Water is a very precious resource, hence all the steps should be taken to save as much water as possible. Water conservation can take place through proper water management techniques. Let us proceed to learn how to save water!
It is often seen that In many places a regular supply of water is provided by a pipe system. We have seen, sometimes when these water supply pipes leak, a large quantity of water is wasted. It is the responsibility of the civic authorities to prevent such wastage of water.
Mismanagement or wastage of water may take place at the level of individuals also.
How to save water? Here are some ways how you can avoid wastage of water.
• Use only as much water as you require
• Close the taps after use
• See that there are no leaking pipes or taps. Get a plumber to get all leaks sealed
• Don’t leave the taps running while washing clothes
• While shaving or brushing your teeth don’t leave the taps running. Open it only when you require.
• Don’t throw water left in your water bottle, pour it over some plant.
• Mop the floor instead of washing.
So, if all the above points are taken care of, one can save water on an individual level. We also can use rainwater to recharge the groundwater. This is referred to as rainwater harvesting.
Rainwater is collected on rooftops. It is then carried down to a storage tank or is directed to a percolating chamber. We should revive the old bawari system for collecting and storing water in the areas having scanty rains.
Farmers can save a lot of water by adopting drip irrigation. Drip irrigation is a technique of watering plants by making use of narrow tubing which delivers water at the base of the plant.
Effect of water scarcity on plants
Plants need water to get nutrients from the soil to prepare their food. During photosynthesis plants use carbon dioxide and water in the presence of sunlight to produce carbohydrate.
Just imagine, what will happen if water is not available to plants? Plants will not grow. As a result, the green character of the planet shall be lost. No plants mean no food, no oxygen, not enough rain. This may lead to the end of all forms of life.
Source of Ground Water
A number of things contribute to the formation of the water table. Every time, when it rains, water trickles into the water table. Water from rivers, lakes, streams, and ponds seeps through the soil and fills the empty spaces and cracks deep below the ground. The process of seeping water into the ground is called infiltration.
The groundwater thus gets recharged by seepage of rainwater into the ground. Runoff from lakes, rivers, and streams also contributes to the formation of a water table. In some places, the groundwater is stored between the layers of hard rocks below the water table. This is known as ‘Aquifer’. Wells can be drilled into the aquifers and water can be pumped out for usage.
Worldwide 97% of the planet’s liquid freshwater is stored in aquifers. You may have seen boring being done at some construction site or in a park area where the requirement for water is quite high.
Now the question arises…Can we keep on drawing water from under the ground? How will it affect the water table?
Depletion of water table
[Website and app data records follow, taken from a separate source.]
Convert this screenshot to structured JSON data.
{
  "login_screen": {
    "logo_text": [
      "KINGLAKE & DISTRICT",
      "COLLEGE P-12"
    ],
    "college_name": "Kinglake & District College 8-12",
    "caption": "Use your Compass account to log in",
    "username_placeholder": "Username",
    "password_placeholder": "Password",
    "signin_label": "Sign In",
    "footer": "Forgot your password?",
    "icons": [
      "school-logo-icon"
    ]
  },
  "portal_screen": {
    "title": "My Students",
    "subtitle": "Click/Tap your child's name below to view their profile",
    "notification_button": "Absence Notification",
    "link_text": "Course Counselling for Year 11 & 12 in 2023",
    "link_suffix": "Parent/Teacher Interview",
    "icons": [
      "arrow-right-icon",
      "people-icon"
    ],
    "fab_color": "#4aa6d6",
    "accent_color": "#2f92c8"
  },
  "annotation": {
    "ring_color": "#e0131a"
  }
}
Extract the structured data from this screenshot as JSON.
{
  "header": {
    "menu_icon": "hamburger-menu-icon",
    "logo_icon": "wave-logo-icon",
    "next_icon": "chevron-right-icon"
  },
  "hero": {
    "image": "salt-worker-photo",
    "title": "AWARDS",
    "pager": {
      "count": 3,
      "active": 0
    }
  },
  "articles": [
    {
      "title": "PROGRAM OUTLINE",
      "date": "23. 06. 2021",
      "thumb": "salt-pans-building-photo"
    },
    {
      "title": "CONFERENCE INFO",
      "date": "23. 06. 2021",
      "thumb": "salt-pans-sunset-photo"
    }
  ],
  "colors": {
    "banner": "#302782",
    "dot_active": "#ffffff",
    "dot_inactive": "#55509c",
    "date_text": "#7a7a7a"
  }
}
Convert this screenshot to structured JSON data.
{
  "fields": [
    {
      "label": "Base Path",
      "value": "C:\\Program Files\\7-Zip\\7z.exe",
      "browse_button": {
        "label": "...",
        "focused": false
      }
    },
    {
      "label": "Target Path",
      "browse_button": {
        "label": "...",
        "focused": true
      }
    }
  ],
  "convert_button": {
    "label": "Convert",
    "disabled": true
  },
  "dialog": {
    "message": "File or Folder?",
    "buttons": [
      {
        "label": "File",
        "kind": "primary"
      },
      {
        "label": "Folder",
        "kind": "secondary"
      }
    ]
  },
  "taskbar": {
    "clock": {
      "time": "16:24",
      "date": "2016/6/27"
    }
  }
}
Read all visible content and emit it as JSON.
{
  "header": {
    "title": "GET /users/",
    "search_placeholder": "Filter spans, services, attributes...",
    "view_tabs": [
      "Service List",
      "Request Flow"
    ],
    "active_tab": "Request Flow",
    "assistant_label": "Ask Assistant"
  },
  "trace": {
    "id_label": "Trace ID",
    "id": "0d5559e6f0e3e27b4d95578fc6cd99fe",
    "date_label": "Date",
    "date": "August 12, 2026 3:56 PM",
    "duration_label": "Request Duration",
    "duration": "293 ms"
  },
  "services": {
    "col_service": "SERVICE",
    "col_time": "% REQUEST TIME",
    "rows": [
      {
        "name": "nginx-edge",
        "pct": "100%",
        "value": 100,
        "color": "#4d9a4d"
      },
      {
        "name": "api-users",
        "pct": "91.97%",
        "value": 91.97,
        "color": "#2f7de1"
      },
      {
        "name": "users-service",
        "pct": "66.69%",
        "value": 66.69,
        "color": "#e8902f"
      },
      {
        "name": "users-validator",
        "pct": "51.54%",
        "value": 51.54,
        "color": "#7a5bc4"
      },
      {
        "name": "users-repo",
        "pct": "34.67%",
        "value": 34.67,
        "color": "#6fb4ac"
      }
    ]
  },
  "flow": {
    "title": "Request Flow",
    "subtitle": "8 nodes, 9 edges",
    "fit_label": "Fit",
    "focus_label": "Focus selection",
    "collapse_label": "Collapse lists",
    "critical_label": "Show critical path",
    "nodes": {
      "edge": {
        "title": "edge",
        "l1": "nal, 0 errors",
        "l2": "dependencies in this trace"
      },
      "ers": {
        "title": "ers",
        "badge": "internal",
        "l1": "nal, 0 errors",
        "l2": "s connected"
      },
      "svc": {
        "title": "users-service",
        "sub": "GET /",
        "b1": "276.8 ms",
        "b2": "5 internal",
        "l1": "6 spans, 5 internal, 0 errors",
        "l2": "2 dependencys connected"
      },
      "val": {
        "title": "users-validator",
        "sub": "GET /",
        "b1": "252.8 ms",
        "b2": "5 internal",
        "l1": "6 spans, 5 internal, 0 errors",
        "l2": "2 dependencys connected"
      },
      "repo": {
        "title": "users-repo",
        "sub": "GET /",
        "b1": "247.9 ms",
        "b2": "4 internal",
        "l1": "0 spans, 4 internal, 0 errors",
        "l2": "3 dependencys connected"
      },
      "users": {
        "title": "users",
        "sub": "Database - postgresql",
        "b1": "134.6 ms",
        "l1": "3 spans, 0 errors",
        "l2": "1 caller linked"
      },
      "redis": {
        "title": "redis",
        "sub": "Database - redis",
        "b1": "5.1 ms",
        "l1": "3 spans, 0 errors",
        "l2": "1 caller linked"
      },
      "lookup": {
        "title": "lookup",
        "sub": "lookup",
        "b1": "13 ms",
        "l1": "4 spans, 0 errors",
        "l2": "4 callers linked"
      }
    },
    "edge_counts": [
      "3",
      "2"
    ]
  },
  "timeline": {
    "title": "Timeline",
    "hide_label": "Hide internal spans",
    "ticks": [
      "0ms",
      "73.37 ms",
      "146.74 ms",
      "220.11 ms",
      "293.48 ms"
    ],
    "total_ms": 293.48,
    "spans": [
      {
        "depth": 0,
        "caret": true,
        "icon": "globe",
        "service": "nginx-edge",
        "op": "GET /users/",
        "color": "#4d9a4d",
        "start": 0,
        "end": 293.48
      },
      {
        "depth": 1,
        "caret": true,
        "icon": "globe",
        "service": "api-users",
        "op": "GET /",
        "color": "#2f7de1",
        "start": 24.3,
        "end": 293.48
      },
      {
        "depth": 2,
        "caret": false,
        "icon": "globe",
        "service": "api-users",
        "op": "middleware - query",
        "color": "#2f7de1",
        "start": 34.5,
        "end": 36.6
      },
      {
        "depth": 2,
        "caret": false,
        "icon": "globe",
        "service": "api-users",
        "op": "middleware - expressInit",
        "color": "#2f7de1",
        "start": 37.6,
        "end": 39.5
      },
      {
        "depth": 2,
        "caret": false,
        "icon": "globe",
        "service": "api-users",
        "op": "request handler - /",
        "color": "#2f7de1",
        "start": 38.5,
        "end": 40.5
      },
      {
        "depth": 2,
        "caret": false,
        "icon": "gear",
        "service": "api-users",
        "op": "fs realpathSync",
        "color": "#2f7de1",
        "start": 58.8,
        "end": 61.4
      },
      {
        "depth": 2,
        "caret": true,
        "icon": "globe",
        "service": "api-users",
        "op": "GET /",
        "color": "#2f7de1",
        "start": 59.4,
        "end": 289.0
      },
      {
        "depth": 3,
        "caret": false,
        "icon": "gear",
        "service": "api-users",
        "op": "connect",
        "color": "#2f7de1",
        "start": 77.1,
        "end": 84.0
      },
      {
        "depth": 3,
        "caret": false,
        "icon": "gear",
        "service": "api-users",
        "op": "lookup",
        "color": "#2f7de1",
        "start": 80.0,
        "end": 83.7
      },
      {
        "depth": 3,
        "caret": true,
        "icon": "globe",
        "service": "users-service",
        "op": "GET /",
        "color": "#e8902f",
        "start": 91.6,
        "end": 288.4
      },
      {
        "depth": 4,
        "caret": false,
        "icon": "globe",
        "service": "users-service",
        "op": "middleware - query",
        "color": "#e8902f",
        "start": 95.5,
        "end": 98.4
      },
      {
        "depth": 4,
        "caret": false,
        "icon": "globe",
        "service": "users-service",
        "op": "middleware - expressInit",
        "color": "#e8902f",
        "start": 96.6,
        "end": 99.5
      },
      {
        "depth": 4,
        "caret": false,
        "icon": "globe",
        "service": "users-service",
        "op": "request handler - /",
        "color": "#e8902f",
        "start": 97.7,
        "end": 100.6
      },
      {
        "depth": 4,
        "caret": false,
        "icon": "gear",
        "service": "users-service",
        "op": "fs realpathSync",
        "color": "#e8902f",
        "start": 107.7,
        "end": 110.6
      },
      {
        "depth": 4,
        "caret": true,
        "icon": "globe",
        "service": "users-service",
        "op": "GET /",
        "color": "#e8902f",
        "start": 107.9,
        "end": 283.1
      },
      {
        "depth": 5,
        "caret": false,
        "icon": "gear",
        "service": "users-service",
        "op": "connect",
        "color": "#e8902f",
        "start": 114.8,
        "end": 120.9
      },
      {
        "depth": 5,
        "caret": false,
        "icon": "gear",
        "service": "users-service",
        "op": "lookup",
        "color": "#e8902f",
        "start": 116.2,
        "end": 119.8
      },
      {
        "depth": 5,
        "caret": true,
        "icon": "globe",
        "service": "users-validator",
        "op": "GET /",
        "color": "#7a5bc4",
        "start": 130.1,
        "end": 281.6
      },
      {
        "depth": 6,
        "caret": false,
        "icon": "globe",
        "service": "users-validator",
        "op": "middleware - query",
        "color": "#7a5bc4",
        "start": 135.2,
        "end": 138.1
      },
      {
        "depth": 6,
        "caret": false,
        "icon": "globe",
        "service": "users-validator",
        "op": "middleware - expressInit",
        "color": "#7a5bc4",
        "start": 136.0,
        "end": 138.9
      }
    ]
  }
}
The water table does not get affected as long as we draw as much water as is replenished by natural processes. Pumping too much water out from the ground too fast brings down the water table.
Water tables in several parts of the world have been falling rapidly due to many reasons which is also one reason we should focus on how to save water and make it available for future generations.
Factors affecting the water table are:-
• Increase in population
• Increase in industrial and agricultural activities
• Scanty rainfall
• Decrease in the effective area for seepage
• Changing lifestyle
• Uncontrolled use of bore technology
As the cities grow, the demands for the freshwater increase while the amount of water available for each person decreases. Most cities are today water-stressed unable to cope with the increasing freshwater demands of the growing urban population.
In urban areas, the construction of houses, shops, offices, roads, and footpaths has left little exposed areas like parks and playgrounds for water infiltration. Moreover, a huge amount of water is required for construction work.
Borewells are sunk to extract groundwater for this purpose. Most megacities have a water shortage because the demand for freshwater is greater than its availability. This result is depletion of the water table.
Importance of Water
The most important use of water in agriculture is for irrigation. The majority of farmers in India depend upon rains for irrigating their crops. At some places, a canal irrigation system exists. Even these systems may suffer from a lack of water due to erratic rainfall.
Farmers, therefore, have to use groundwater for irrigation. It is estimated that roughly 70% of the water used globally is for agriculture.
Do you know that:
• About 700litre of water is used to produce 1 kg of apple
• Nearly 1000kg of water is required to produce 1 kg of grain.
The increasing demand for groundwater in the agriculture sector is driving the groundwater table lower and lower. Which is a big concern for all of us !!
Industries that produce commodities such as food, paper, chemicals, refined petroleum use large amounts of water. A large amount of water is also used for steam production, product dilution, and cooling. Freshwater is essential for textile processing such as dyeing or bleaching.
Semiconductor manufacturing industries use billions of liters of ultra-pure water for cleaning and rinsing, in the production of silicon chips. As the number of industries is increasing continuously, so is the demand for freshwater. Hence, as a result, Growing industrial activity is responsible for the depletion of the water table.